> _Material supplied_
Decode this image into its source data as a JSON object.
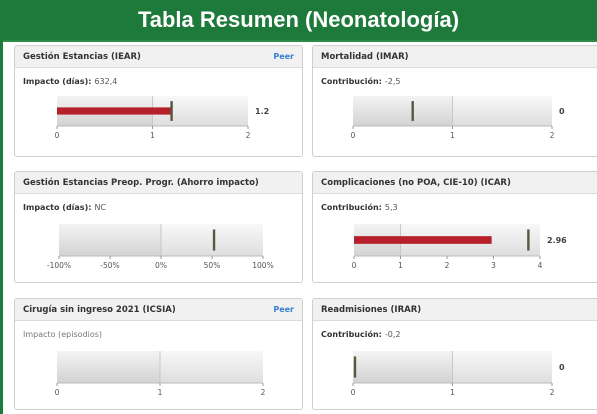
{
  "banner_title": "Tabla Resumen (Neonatología)",
  "colors": {
    "brand_green": "#1e7a3a",
    "bar_red": "#b5202b",
    "marker": "#555a3f",
    "peer_link": "#3a7fd0"
  },
  "cards": [
    {
      "title": "Gestión Estancias (IEAR)",
      "peer": "Peer",
      "metric_label": "Impacto (días):",
      "metric_value": "632,4",
      "chart": {
        "min": 0,
        "max": 2,
        "band_split": 1,
        "bar": 1.2,
        "marker": 1.2,
        "value_label": "1.2",
        "ticks": [
          {
            "v": 0,
            "label": "0"
          },
          {
            "v": 1,
            "label": "1"
          },
          {
            "v": 2,
            "label": "2"
          }
        ]
      }
    },
    {
      "title": "Mortalidad (IMAR)",
      "peer": "",
      "metric_label": "Contribución:",
      "metric_value": "-2,5",
      "chart": {
        "min": 0,
        "max": 2,
        "band_split": 1,
        "bar": 0,
        "marker": 0.6,
        "value_label": "0",
        "ticks": [
          {
            "v": 0,
            "label": "0"
          },
          {
            "v": 1,
            "label": "1"
          },
          {
            "v": 2,
            "label": "2"
          }
        ]
      }
    },
    {
      "title": "Gestión Estancias Preop. Progr. (Ahorro impacto)",
      "peer": "",
      "metric_label": "Impacto (días):",
      "metric_value": "NC",
      "chart": {
        "min": -100,
        "max": 100,
        "band_split": 0,
        "bar": 0,
        "marker": 52,
        "value_label": "",
        "ticks": [
          {
            "v": -100,
            "label": "-100%"
          },
          {
            "v": -50,
            "label": "-50%"
          },
          {
            "v": 0,
            "label": "0%"
          },
          {
            "v": 50,
            "label": "50%"
          },
          {
            "v": 100,
            "label": "100%"
          }
        ]
      }
    },
    {
      "title": "Complicaciones (no POA, CIE-10) (ICAR)",
      "peer": "",
      "metric_label": "Contribución:",
      "metric_value": "5,3",
      "chart": {
        "min": 0,
        "max": 4,
        "band_split": 1,
        "bar": 2.96,
        "marker": 3.75,
        "value_label": "2.96",
        "ticks": [
          {
            "v": 0,
            "label": "0"
          },
          {
            "v": 1,
            "label": "1"
          },
          {
            "v": 2,
            "label": "2"
          },
          {
            "v": 3,
            "label": "3"
          },
          {
            "v": 4,
            "label": "4"
          }
        ]
      }
    },
    {
      "title": "Cirugía sin ingreso 2021 (ICSIA)",
      "peer": "Peer",
      "metric_label": "Impacto (episodios)",
      "metric_value": "",
      "chart": {
        "min": 0,
        "max": 2,
        "band_split": 1,
        "bar": 0,
        "marker": null,
        "value_label": "",
        "ticks": [
          {
            "v": 0,
            "label": "0"
          },
          {
            "v": 1,
            "label": "1"
          },
          {
            "v": 2,
            "label": "2"
          }
        ]
      }
    },
    {
      "title": "Readmisiones (IRAR)",
      "peer": "",
      "metric_label": "Contribución:",
      "metric_value": "-0,2",
      "chart": {
        "min": 0,
        "max": 2,
        "band_split": 1,
        "bar": 0,
        "marker": 0.02,
        "value_label": "0",
        "ticks": [
          {
            "v": 0,
            "label": "0"
          },
          {
            "v": 1,
            "label": "1"
          },
          {
            "v": 2,
            "label": "2"
          }
        ]
      }
    }
  ]
}
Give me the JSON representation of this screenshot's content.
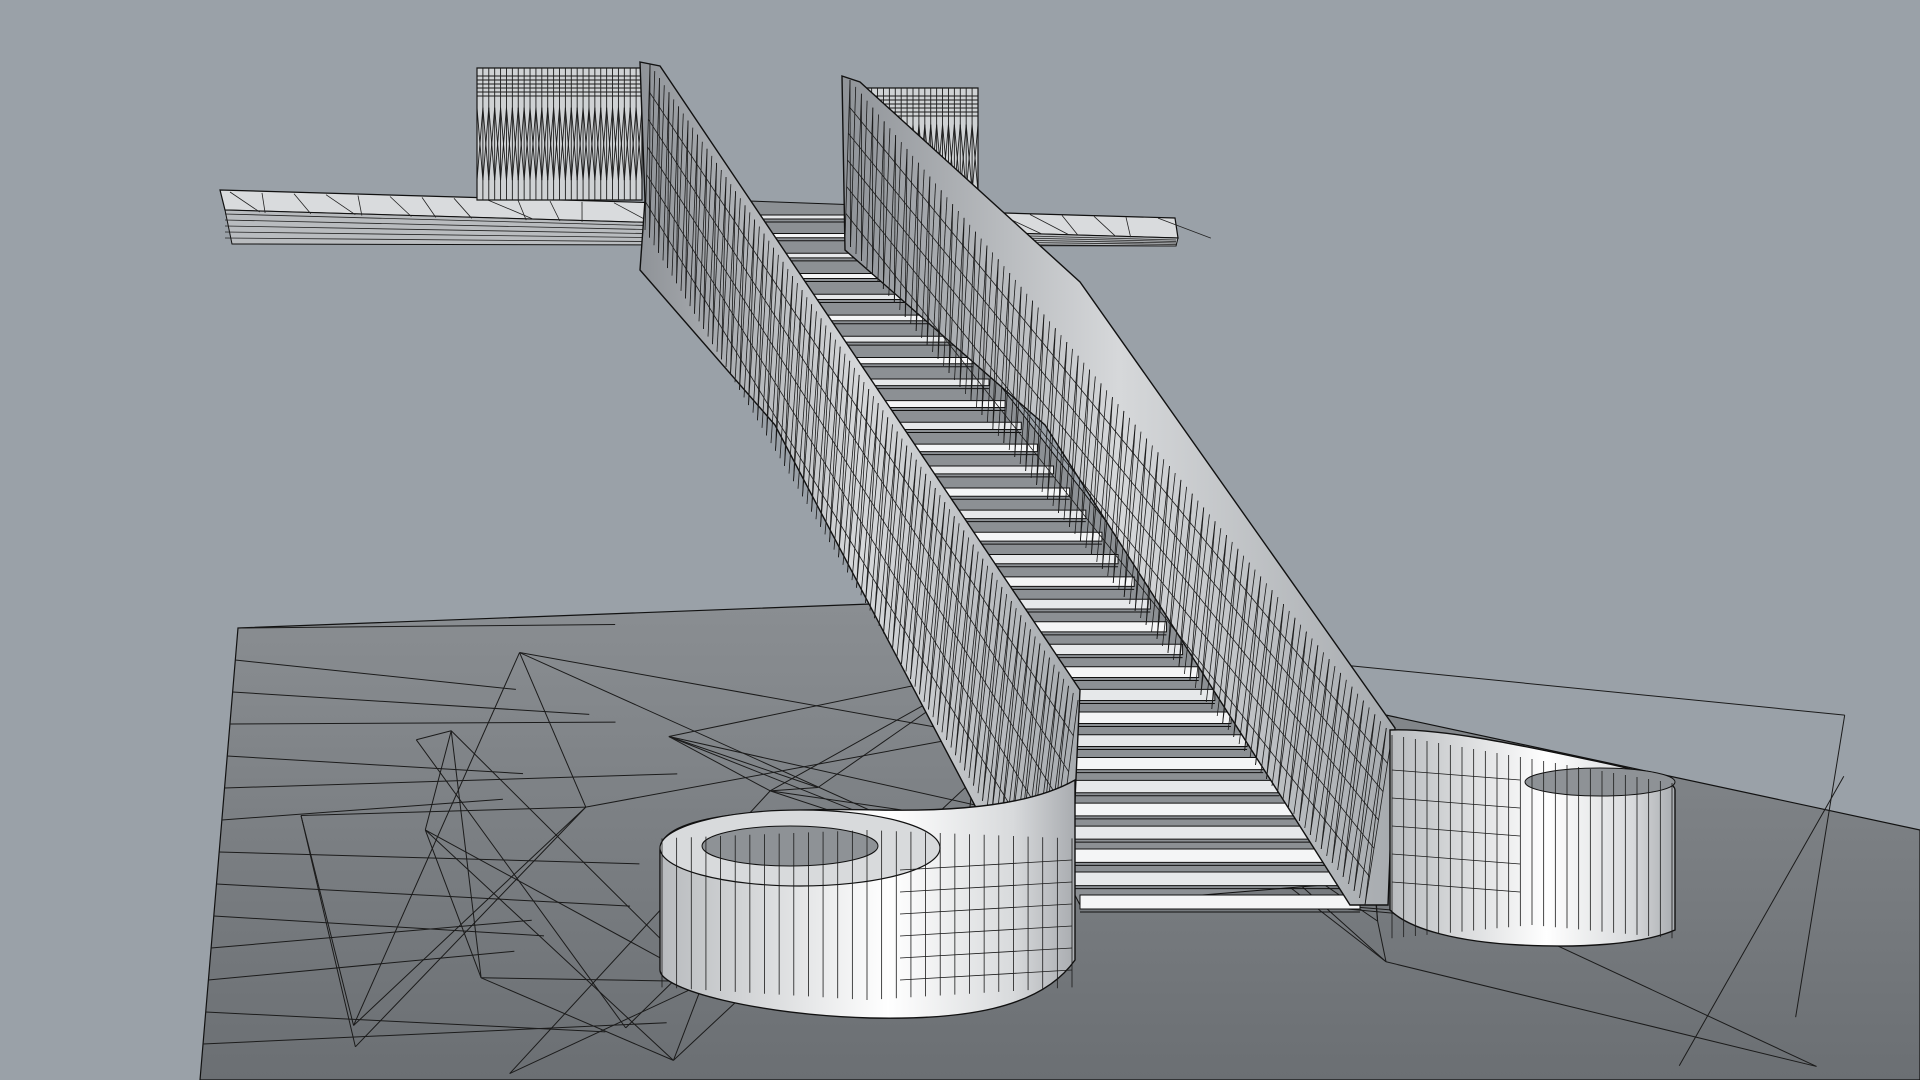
{
  "viewport": {
    "background": "#9aa1a8",
    "surface_shading": "#bfc3c7",
    "wire_color": "#1e1e1e",
    "display_mode": "shaded-wireframe"
  },
  "scene": {
    "objects": [
      {
        "name": "ground-plane"
      },
      {
        "name": "upper-landing-slab"
      },
      {
        "name": "left-upper-balustrade"
      },
      {
        "name": "right-upper-balustrade"
      },
      {
        "name": "left-stair-stringer"
      },
      {
        "name": "right-stair-stringer"
      },
      {
        "name": "stair-treads"
      },
      {
        "name": "left-volute-newel"
      },
      {
        "name": "right-volute-newel"
      }
    ]
  }
}
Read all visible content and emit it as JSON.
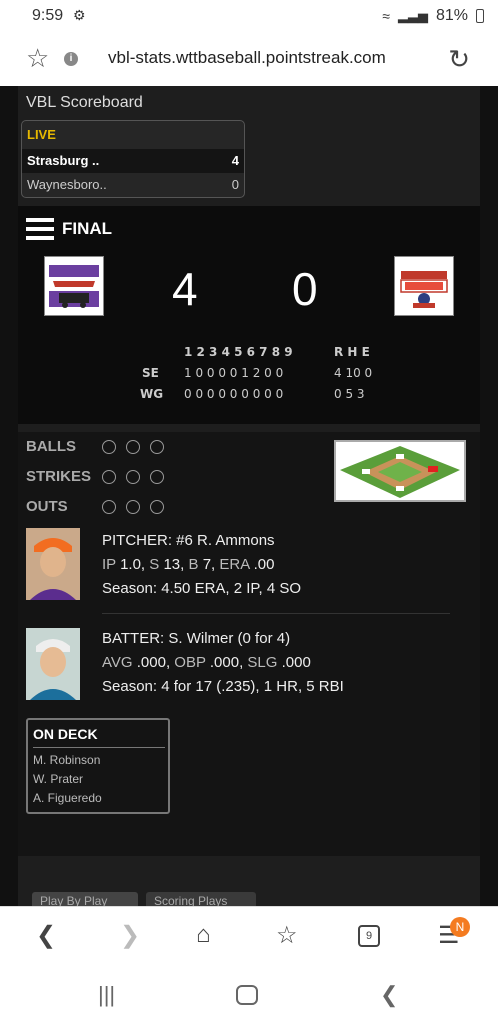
{
  "status_bar": {
    "time": "9:59",
    "battery": "81%"
  },
  "browser": {
    "url": "vbl-stats.wttbaseball.pointstreak.com",
    "tab_count": "9",
    "badge": "N"
  },
  "scoreboard": {
    "title": "VBL Scoreboard",
    "live_label": "LIVE",
    "games": [
      {
        "team": "Strasburg ..",
        "score": "4"
      },
      {
        "team": "Waynesboro..",
        "score": "0"
      }
    ]
  },
  "game": {
    "status": "FINAL",
    "away_score": "4",
    "home_score": "0",
    "linescore": {
      "innings_header": "1 2 3 4 5 6 7 8 9",
      "rhe_header": "R H E",
      "rows": [
        {
          "team": "SE",
          "innings": "1 0 0 0 0 1 2 0 0",
          "rhe": "4 10 0"
        },
        {
          "team": "WG",
          "innings": "0 0 0 0 0 0 0 0 0",
          "rhe": "0 5 3"
        }
      ]
    }
  },
  "count": {
    "balls_label": "BALLS",
    "strikes_label": "STRIKES",
    "outs_label": "OUTS"
  },
  "pitcher": {
    "title": "PITCHER: #6 R. Ammons",
    "ip_label": "IP",
    "ip": "1.0,",
    "s_label": "S",
    "s": "13,",
    "b_label": "B",
    "b": "7,",
    "era_label": "ERA",
    "era": ".00",
    "season": "Season: 4.50 ERA, 2 IP, 4 SO"
  },
  "batter": {
    "title": "BATTER: S. Wilmer (0 for 4)",
    "avg_label": "AVG",
    "avg": ".000,",
    "obp_label": "OBP",
    "obp": ".000,",
    "slg_label": "SLG",
    "slg": ".000",
    "season": "Season: 4 for 17 (.235), 1 HR, 5 RBI"
  },
  "on_deck": {
    "title": "ON DECK",
    "players": [
      "M. Robinson",
      "W. Prater",
      "A. Figueredo"
    ]
  },
  "tabs": [
    "Play By Play",
    "Scoring Plays"
  ]
}
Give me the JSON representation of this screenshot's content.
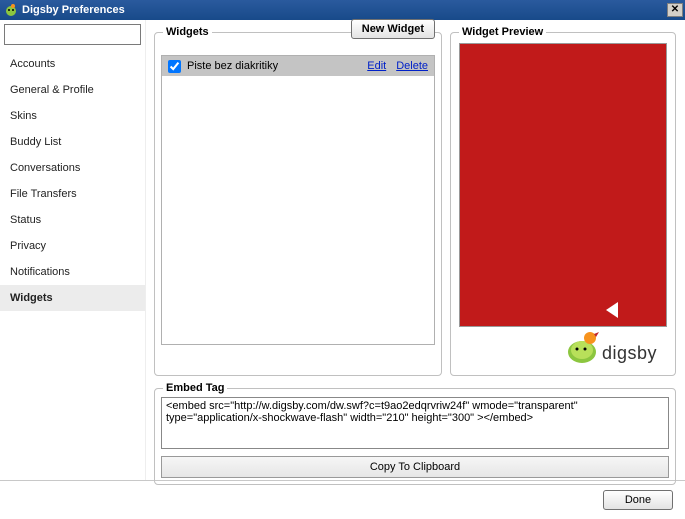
{
  "window": {
    "title": "Digsby Preferences"
  },
  "search": {
    "placeholder": ""
  },
  "sidebar": {
    "items": [
      {
        "label": "Accounts"
      },
      {
        "label": "General & Profile"
      },
      {
        "label": "Skins"
      },
      {
        "label": "Buddy List"
      },
      {
        "label": "Conversations"
      },
      {
        "label": "File Transfers"
      },
      {
        "label": "Status"
      },
      {
        "label": "Privacy"
      },
      {
        "label": "Notifications"
      },
      {
        "label": "Widgets"
      }
    ],
    "activeIndex": 9
  },
  "widgets": {
    "legend": "Widgets",
    "newButton": "New Widget",
    "items": [
      {
        "checked": true,
        "title": "Piste bez diakritiky",
        "edit": "Edit",
        "delete": "Delete"
      }
    ]
  },
  "preview": {
    "legend": "Widget Preview",
    "logoText": "digsby",
    "bgColor": "#c11a1a"
  },
  "embed": {
    "legend": "Embed Tag",
    "text": "<embed src=\"http://w.digsby.com/dw.swf?c=t9ao2edqrvriw24f\" wmode=\"transparent\" type=\"application/x-shockwave-flash\" width=\"210\" height=\"300\" ></embed>",
    "copy": "Copy To Clipboard"
  },
  "footer": {
    "done": "Done"
  }
}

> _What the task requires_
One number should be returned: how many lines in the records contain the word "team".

> _Your response_
4